Well, it’s over, or close. We find ourselves either elated or discouraged, or just flatout exhausted. The real question for me is what now? As a nation sailing through all this turbulence; as individuals struggling to regain some balance; as institutions and businesses, schools and churches, valiantly seeking to step out from under the Covid cloud—where do we go from here? I find myself yearning as well to step away from all the hatred we’ve spread around.

We need a breather. Back away. We need to do some serious thinking.

Where is our nation is headed? Tragically, in my opinion, we are a nation teetering on the brink of collapse. One key issue for me is that we seem to be trying to cut ourselves from our roots. A nation cannot survive when its history is dismissed, its traditions trashed, maybe most of all when it stops telling its stories. We are finding ourselves with our soul hollowed out, lost and wandering, yearning for something better. Yes, we’re an exhausted nation.

Well, what from our roots is worth preserving?

I am a Christian. Naturally I turn to my own roots first to answer such a question. Is there a vision in the Christian faith for what human flourishing might look like? I think there is.

It all begins with love, says the deepest roots of my faith, our love for God, and our love for each other. Both are necessary. Before dismissing this as mere fluff, imagine this: What if we could reorient everything—our policies, our education, our philosophies and theologies, our personal behavior, our families—around love? What if we could tell new stories about how love changes everything?

What then if we could focus our best energies on building up healthy communities, neighborhoods, organizations, schools, families most of all, certainly churches. Maybe we should forget for a while what is national and global and just focus closer to home. If we can’t animate our communities with love, we will die of starvation of the basic human need to belong.

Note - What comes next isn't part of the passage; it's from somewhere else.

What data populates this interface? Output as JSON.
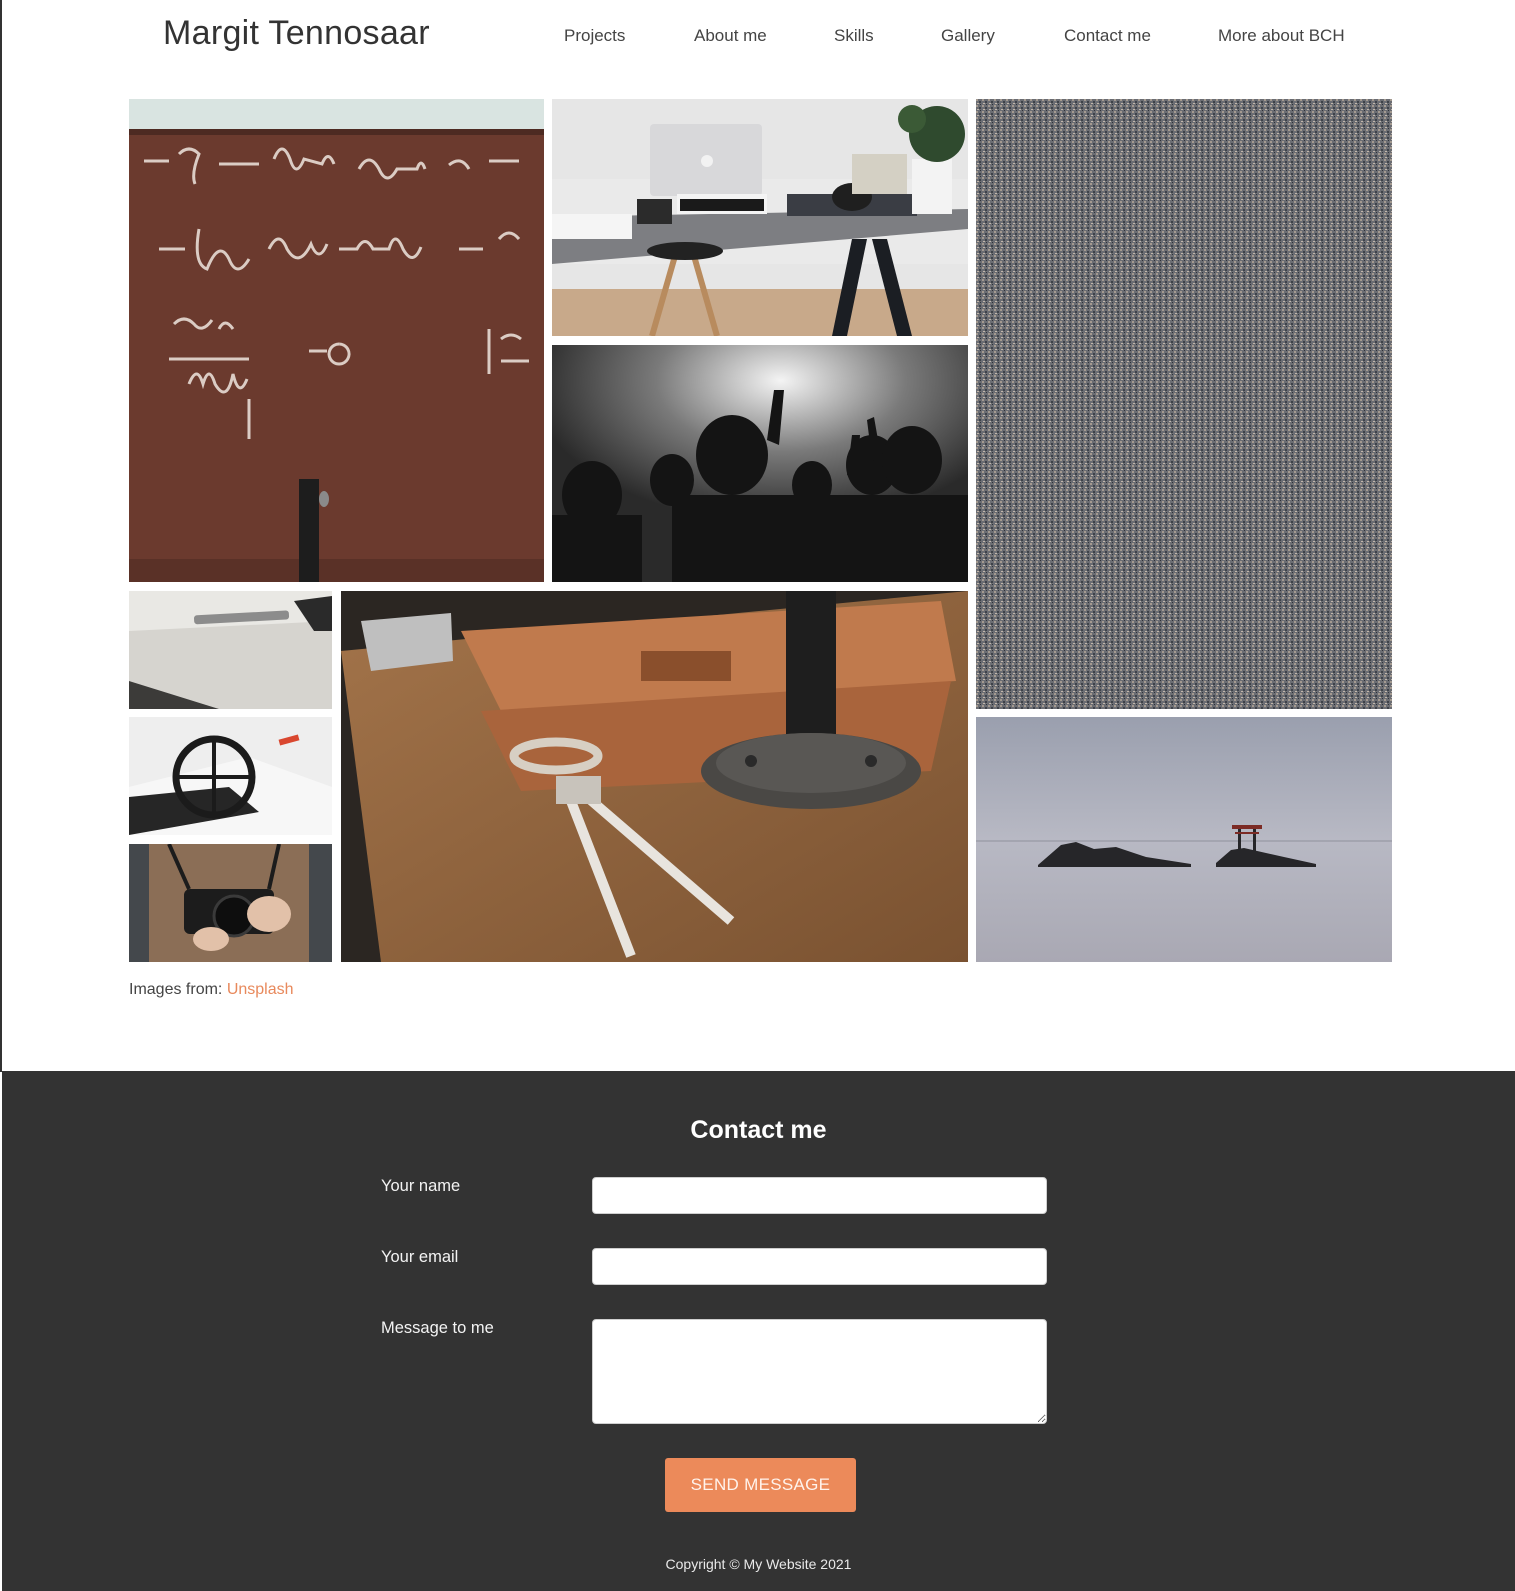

My tradition also teaches, at its deepest roots, to think hard about human life, to be thoughtful, to regard some things as true, to think on things that are good. We start with the sanctity of life. How can we possibly flourish unless we do everything possible to protect and cherish all of life, the life of the helpless unborn, the life of those who approach death? We must learn better all the time how to honor the dignity of people across all races and ethnicities, the homeless, the struggling poor, those challenged physically, those who are ill, those addicted and depressed, those who languish in loneliness. My tradition insists, even as we fall short, that each of us is created in the image of God.

So how do these fundamentals translate into a better society, a more healthy nation? If we can truly adopt these things, I believe we might witness the beginning of spiritual renewal, a revival of sorts. I am convinced such a revival is necessary to begin building a better future.

I often think of that extraordinary sermon delivered by John Winthrop, as the ship Arabella approached a landing spot, in 1630, on the shores of New England.

Now the only way to avoid this shipwreck, and to provide for our posterity, is to follow the counsel of Micah, to doe justly, to love mercy, to walk humbly with our God. . . . We must uphold a familiar commerce together in all meekness, gentleness, patience and liberality. We must delight in each other; make other’s conditions our own; rejoice together, mourn together, labour and suffer together, always having before our eyes our commission and community in the work, as members of the same body. So shall we keep the unity of the spirit in the bond of peace. . . . If we shall deal falsely with our God in this work we have undertaken, and so cause him to withdraw his present help from us, we shall be made a story and a by-word through the world.

This is a Christian vision for our future. It’s one of the deep roots of our nation. I’d like to live in a world like this. I know cancel-culture, and just ordinary secularism, will want to airbrush such foolishness out of existence. Woke culture will point to the treatment of natives already living on those shores. I wish that part of the story was different.

But just maybe, after the election, after all we’ve been through, maybe we’ve been brought to our knees as a nation, and as individuals. Maybe that’s the best place, the only place, to begin again. I am thinking this morning how I might better walk humbly with my God. That’s a simple place to begin. That’s at least a place to think about rebuilding.

Painting: William F. Halsall , ”Arrival of the Winthrop’s Ships in Boston Harbor”